The presence of innovative medical and technological breakthroughs in science fiction movies, which is offering us a glimpse of either a probable or a completely fantastic future, is far from new – it is a rather very common practice within the science fiction genre.

While many other science fiction films refer to medical advances in order to lend plausibility and reasoning to the movies, Elysium (2013) is highly focused on discussing the articulation between the possible medical and technological progress with the social structures. The film raises questions about social disparity concerning medical treatment and the access to new, innovative medical practices. The answers lie in social choices, rather than pure scientific ones: there are those who have the right to access the new, innovative medical practices and there are those who do not. Not only does this fact define quality of life for different social classes but, eventually, it also defines who will live and who will die.

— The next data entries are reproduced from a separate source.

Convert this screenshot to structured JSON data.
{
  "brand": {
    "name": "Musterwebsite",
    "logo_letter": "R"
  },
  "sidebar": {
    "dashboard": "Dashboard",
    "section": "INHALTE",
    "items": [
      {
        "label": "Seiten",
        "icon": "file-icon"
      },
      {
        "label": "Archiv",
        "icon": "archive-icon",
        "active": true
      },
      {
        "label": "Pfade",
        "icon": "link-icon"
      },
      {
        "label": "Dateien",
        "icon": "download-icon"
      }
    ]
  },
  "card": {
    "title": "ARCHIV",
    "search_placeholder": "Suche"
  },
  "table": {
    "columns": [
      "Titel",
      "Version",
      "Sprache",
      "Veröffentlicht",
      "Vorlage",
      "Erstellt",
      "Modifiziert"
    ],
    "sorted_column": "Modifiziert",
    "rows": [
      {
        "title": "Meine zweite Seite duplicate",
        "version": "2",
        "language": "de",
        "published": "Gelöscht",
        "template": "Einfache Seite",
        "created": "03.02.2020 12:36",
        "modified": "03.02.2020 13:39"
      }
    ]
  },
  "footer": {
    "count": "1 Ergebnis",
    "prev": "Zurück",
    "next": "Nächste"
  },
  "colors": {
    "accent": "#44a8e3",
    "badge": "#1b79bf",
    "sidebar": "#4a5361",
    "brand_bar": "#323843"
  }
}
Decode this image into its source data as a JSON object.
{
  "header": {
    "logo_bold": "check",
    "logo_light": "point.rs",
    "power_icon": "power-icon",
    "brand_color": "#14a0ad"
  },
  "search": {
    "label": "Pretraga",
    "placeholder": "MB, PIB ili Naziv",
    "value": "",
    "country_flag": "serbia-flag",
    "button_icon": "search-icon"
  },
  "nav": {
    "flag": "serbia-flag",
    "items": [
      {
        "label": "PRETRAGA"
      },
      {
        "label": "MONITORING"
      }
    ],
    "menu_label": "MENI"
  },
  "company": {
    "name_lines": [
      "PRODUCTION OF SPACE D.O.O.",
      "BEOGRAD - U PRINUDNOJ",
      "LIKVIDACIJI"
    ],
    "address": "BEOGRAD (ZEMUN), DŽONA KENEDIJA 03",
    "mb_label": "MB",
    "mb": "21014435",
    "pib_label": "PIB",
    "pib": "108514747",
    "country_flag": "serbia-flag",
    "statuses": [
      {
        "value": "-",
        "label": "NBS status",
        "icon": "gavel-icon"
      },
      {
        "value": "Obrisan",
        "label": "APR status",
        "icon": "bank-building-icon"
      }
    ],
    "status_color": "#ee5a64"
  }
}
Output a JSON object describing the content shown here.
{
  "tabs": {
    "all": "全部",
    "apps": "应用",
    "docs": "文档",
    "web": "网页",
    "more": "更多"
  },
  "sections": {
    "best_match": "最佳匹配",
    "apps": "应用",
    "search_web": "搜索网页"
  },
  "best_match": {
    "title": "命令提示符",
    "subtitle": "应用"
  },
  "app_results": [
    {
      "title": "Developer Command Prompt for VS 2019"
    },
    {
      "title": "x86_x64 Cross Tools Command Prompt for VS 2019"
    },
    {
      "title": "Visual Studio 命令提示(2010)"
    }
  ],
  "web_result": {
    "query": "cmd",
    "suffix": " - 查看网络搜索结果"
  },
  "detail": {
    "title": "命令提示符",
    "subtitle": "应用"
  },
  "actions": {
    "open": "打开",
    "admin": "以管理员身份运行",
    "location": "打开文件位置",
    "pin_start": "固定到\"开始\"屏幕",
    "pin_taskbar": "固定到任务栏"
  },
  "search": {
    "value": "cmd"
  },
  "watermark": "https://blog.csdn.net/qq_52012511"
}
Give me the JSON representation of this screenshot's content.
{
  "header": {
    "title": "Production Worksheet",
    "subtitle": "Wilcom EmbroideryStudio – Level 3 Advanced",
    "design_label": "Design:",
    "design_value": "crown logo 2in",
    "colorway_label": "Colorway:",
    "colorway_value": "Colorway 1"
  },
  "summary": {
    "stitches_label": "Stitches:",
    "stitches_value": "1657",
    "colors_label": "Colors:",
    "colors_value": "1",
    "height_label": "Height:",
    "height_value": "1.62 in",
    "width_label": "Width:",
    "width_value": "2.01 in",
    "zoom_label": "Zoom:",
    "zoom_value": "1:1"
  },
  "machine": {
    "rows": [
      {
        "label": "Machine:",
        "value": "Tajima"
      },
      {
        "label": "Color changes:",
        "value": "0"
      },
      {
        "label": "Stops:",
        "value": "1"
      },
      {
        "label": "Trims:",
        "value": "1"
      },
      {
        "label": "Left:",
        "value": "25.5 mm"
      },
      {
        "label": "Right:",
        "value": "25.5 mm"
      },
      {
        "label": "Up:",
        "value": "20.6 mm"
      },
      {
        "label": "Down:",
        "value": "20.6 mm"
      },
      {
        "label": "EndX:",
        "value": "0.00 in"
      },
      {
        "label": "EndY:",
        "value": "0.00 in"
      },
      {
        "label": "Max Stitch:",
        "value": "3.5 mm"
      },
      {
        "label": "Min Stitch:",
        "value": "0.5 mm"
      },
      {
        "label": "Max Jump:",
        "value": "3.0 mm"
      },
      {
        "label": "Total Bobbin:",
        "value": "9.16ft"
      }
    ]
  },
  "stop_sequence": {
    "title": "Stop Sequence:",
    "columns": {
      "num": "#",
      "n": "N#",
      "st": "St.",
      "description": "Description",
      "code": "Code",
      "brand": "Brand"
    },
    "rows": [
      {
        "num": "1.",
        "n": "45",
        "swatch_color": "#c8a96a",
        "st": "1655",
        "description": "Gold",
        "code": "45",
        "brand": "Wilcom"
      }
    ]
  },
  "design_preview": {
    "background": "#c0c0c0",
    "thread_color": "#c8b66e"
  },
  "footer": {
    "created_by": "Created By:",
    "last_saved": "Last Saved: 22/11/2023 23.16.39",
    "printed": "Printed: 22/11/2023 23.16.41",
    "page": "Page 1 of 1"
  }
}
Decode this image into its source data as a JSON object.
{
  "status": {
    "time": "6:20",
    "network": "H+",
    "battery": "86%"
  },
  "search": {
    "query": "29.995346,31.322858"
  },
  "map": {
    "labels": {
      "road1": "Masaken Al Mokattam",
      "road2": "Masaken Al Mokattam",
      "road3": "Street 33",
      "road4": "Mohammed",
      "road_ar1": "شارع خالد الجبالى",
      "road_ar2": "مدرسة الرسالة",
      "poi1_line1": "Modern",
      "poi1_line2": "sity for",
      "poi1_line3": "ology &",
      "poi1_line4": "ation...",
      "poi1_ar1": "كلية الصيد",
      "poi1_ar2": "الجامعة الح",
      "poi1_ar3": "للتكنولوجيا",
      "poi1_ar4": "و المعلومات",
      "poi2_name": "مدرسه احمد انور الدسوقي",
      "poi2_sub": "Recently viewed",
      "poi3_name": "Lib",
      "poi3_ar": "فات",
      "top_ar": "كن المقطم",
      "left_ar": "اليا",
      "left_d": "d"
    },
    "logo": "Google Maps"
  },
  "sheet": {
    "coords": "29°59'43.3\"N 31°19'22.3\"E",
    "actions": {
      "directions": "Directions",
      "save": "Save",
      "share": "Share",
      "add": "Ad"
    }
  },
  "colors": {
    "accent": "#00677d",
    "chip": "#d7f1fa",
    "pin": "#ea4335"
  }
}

The film takes place in the year 2154. Earth is a dystopic world, overpopulated, polluted and ruined. The great majority of people still live on Earth and in dramatic conditions, struggling for their everyday survival, suffering from poverty, unemployment, starvation and disease, in addition to lack of sufficient medical care and the access to advanced therapies and technologies. The very few wealthy (around half a million people) who consist the upper class, live on Elysium, a torus-shaped, high-tech utopian space station where illness, poverty and hunger are eliminated.1 The rich live a luxurious life, with access to advanced technology and private medical care, which cure any medical condition instantly and prolong their lifespan indefinitely. Any access to Elysium and its medical services is strictly forbidden to Earth’s citizens.   

Elysium resides so close to earth that it is visible to the suffering residents of the planet, who try to reach it in order to be cured, at any cost, even if this means risking their lives in the process.

Spoiler Alert: the summary reveals important plot details! Continue reading “Medical Utopias and Dystopias in Science Fiction Films: The case of Elysium (Blomkamp, 2013)”